    For information on activities and walks available at RSPB Titchwell Marsh, visit www.rspb.org.uk/titchwell or call 01485 210779.

    Grey heron, wading. Credit: Chris Gomersall (RSPB)

  • All the fun of Volunteering at Wroxham Barns

    Author: Shona Howe, Community Volunteer and Development Officer

    After visiting the local school in Cantley to share my passion for Norfolk wildlife last week, I sneaked a quick breather down a picturesque lane to gaze over the marshes before heading on my way. As I took in the crisp air and marvelled at the dramatic backdrop of hazy pinks and blues in the sky over the river Yare, I was transported back to childhood adventures out exploring the marshes with my granddad.

    Barn owl hunting across a field. Credit: John Bridges (RSPB)

    With sandwiches and a flask of oxo, we would head off to unknown places plentiful with new birds and bugs to discover. Of course, granddad knew exactly where we were going, but he delighted as much as me in finding our first swallowtail each year or noticing the growing numbers of willow emerald damselflies.
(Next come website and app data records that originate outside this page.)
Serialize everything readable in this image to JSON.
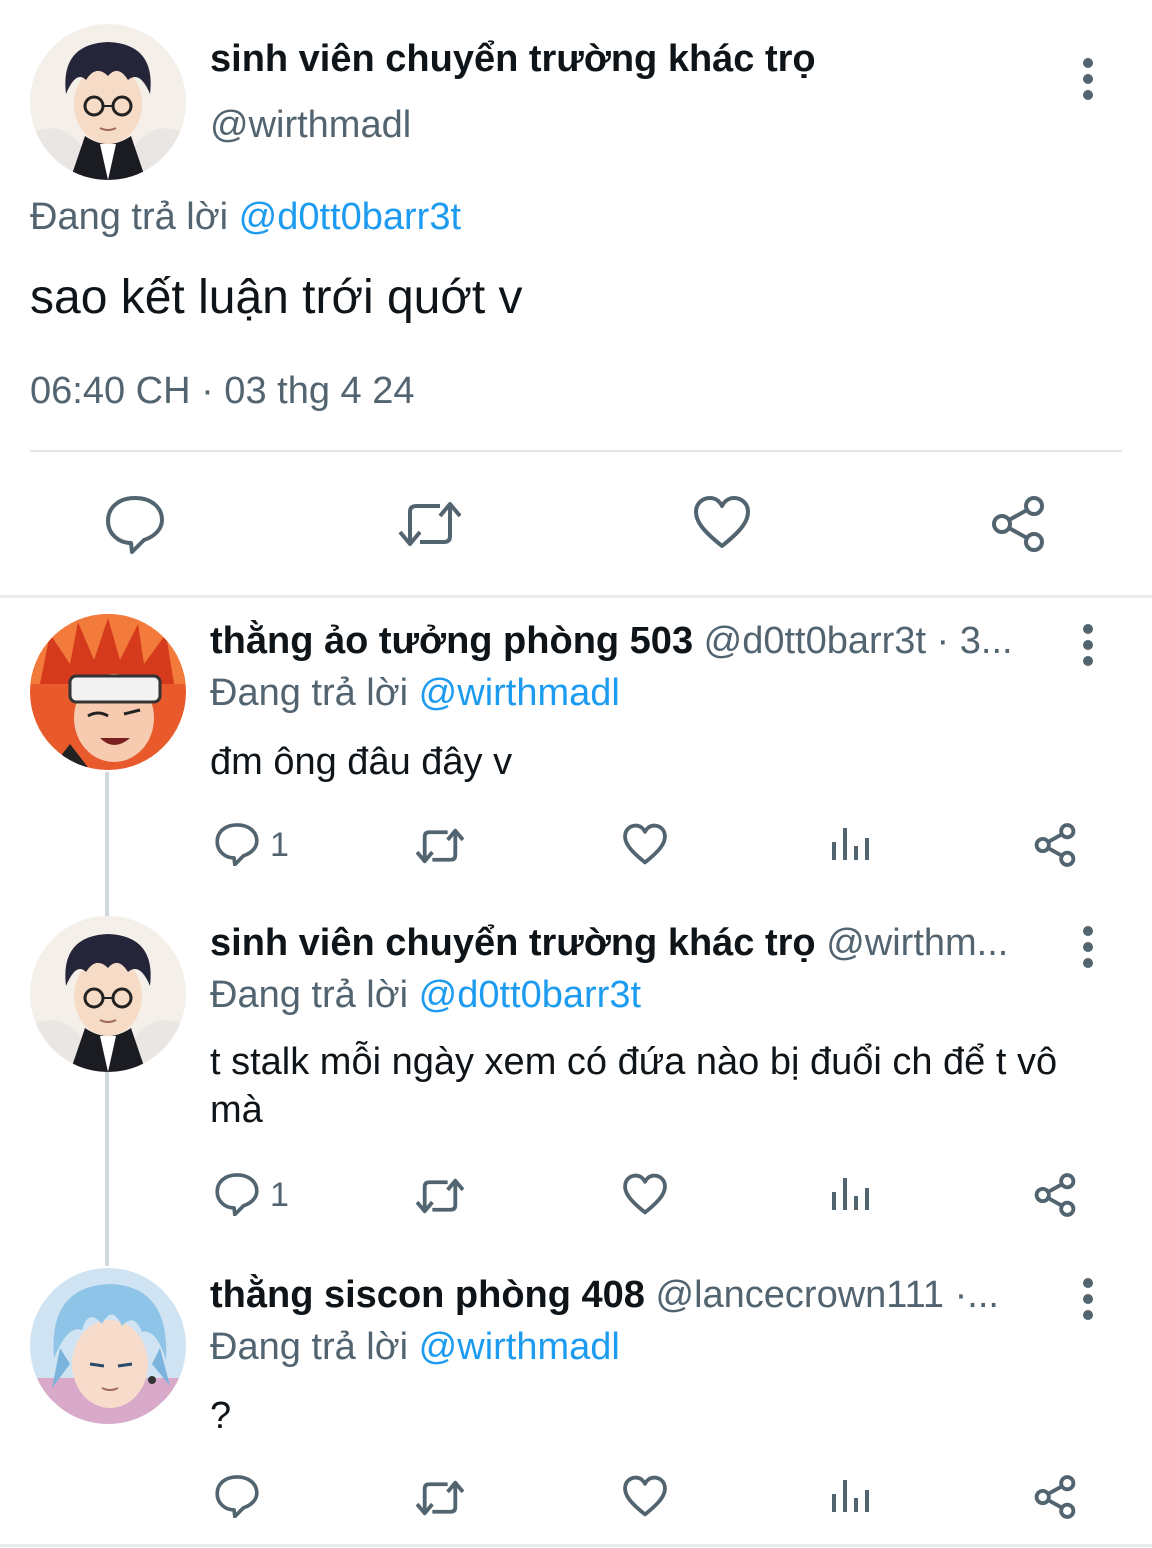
{
  "main_tweet": {
    "display_name": "sinh viên chuyển trường khác trọ",
    "handle": "@wirthmadl",
    "replying_prefix": "Đang trả lời",
    "replying_to": "@d0tt0barr3t",
    "text": "sao kết luận trới quớt v",
    "timestamp": "06:40 CH · 03 thg 4 24",
    "actions": [
      "reply-icon",
      "retweet-icon",
      "like-icon",
      "share-icon"
    ]
  },
  "replies": [
    {
      "display_name": "thằng ảo tưởng phòng 503",
      "meta": "@d0tt0barr3t · 3...",
      "replying_prefix": "Đang trả lời",
      "replying_to": "@wirthmadl",
      "text": "đm ông đâu đây v",
      "reply_count": "1"
    },
    {
      "display_name": "sinh viên chuyển trường khác trọ",
      "meta": "@wirthm...",
      "replying_prefix": "Đang trả lời",
      "replying_to": "@d0tt0barr3t",
      "text": "t stalk mỗi ngày xem có đứa nào bị đuổi ch để t vô mà",
      "reply_count": "1"
    },
    {
      "display_name": "thằng siscon phòng 408",
      "meta": "@lancecrown111 ·...",
      "replying_prefix": "Đang trả lời",
      "replying_to": "@wirthmadl",
      "text": "?",
      "reply_count": ""
    }
  ],
  "colors": {
    "link": "#1d9bf0",
    "secondary_text": "#536471",
    "icon": "#536471",
    "divider": "#e1e6ea"
  }
}
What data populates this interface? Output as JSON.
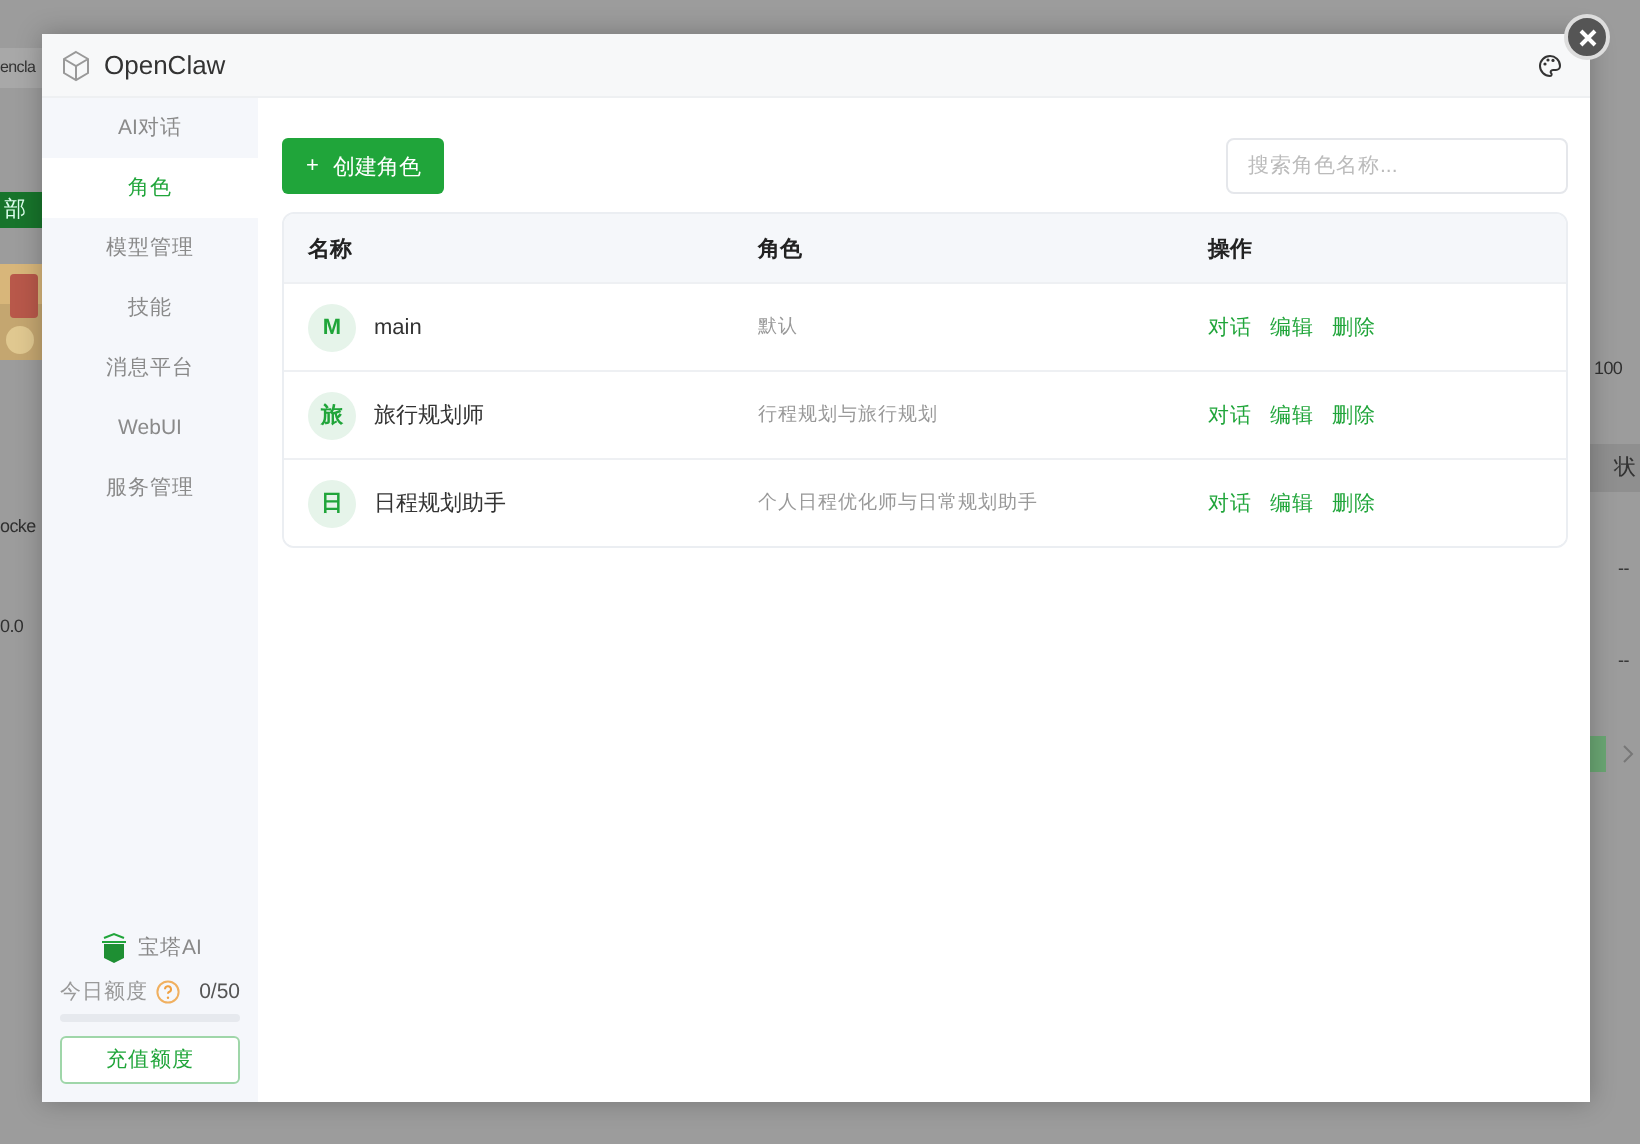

As the years went by, we walked further afield; he took me on walks around Berney and Halvergate Marshes, teaching me the history of the old mills and the Breydon Water estuary. As the distances we travelled together grew I began to understand that, like me, wildlife needs space to roam. Like me, it needs not just one safe haven, but many, connected up across the landscape.

    I was woken from my nostalgic daydream by a magnificent barn owl landing on the post next to me. For no more than a few seconds, with its beautiful dark eyes and heart shaped face, the owl watched me without fear. On deciding that I was too big for a snack, the bird spread its enormous buff wings and took off across the marshes in search of a more appetising meal.

    View from the broads with approaching boat, Norfolk. Credit: Ben Hall (RSPB)

    Walking back from the gate, I couldn’t help but smile to be reminded so clearly of the reason I pass on my love of wildlife across a network of towns and villages in the Broads as part of the RSPB’s new ‘Networks for Nature’ project. Funded by the Heritage Lottery Fund, Broadland District Council and Richardson’s Boating Holidays, our project aims to bring communities together to champion the area’s unique natural heritage.

    As part of this project, we are building a web of volunteers across the Norfolk Broads who, like my granddad, will inspire their children, friends and neighbours to love and protect nature for future generations.

    We’re looking for volunteers to help us:

    • Share our love of nature with families at our wildlife information and activity centre at Wroxham Barns
    • Deliver nature classes in Norfolk primary schools
    • Set up community wildlife events such as pond dipping days, bat and moth evenings, or bug hotel making
    • Welcome and guide visitors around the historic Berney Arms Mill set in the wetland wilderness of Berney Marshes

    Volunteers can give anything from half a day a fortnight to much more! Full training is provided so all you need is enthusiasm, an ability to communicate with the public and a love of nature!

    For more information, contact RSPB Volunteer and Community Development Officer, Shona Howes: shona.howes@rspb.org.uk, 01603 715191.

    Enjoy a Family Nature Fun Day at Wroxham Barns, Tunstead Road, Hoveton, Norwich, NR12 8QU every Wednesday from 10am to 2pm between now and Christmas.

    Pop in for a chat to friendly RSPB staff and volunteers about new ways to support wildlife in your gardens and communities to keep our Broads wildlife thriving!

    During the school holidays, the RSPB will be running free children’s activities including mask making and pond dipping. Bring the kids to discover ways to get crafty and help create homes for nature at home and school. Come summer, take a nature trail, discover the magic of mini bugs through a digital microscope and find out what an owl gets its claws into for dinner.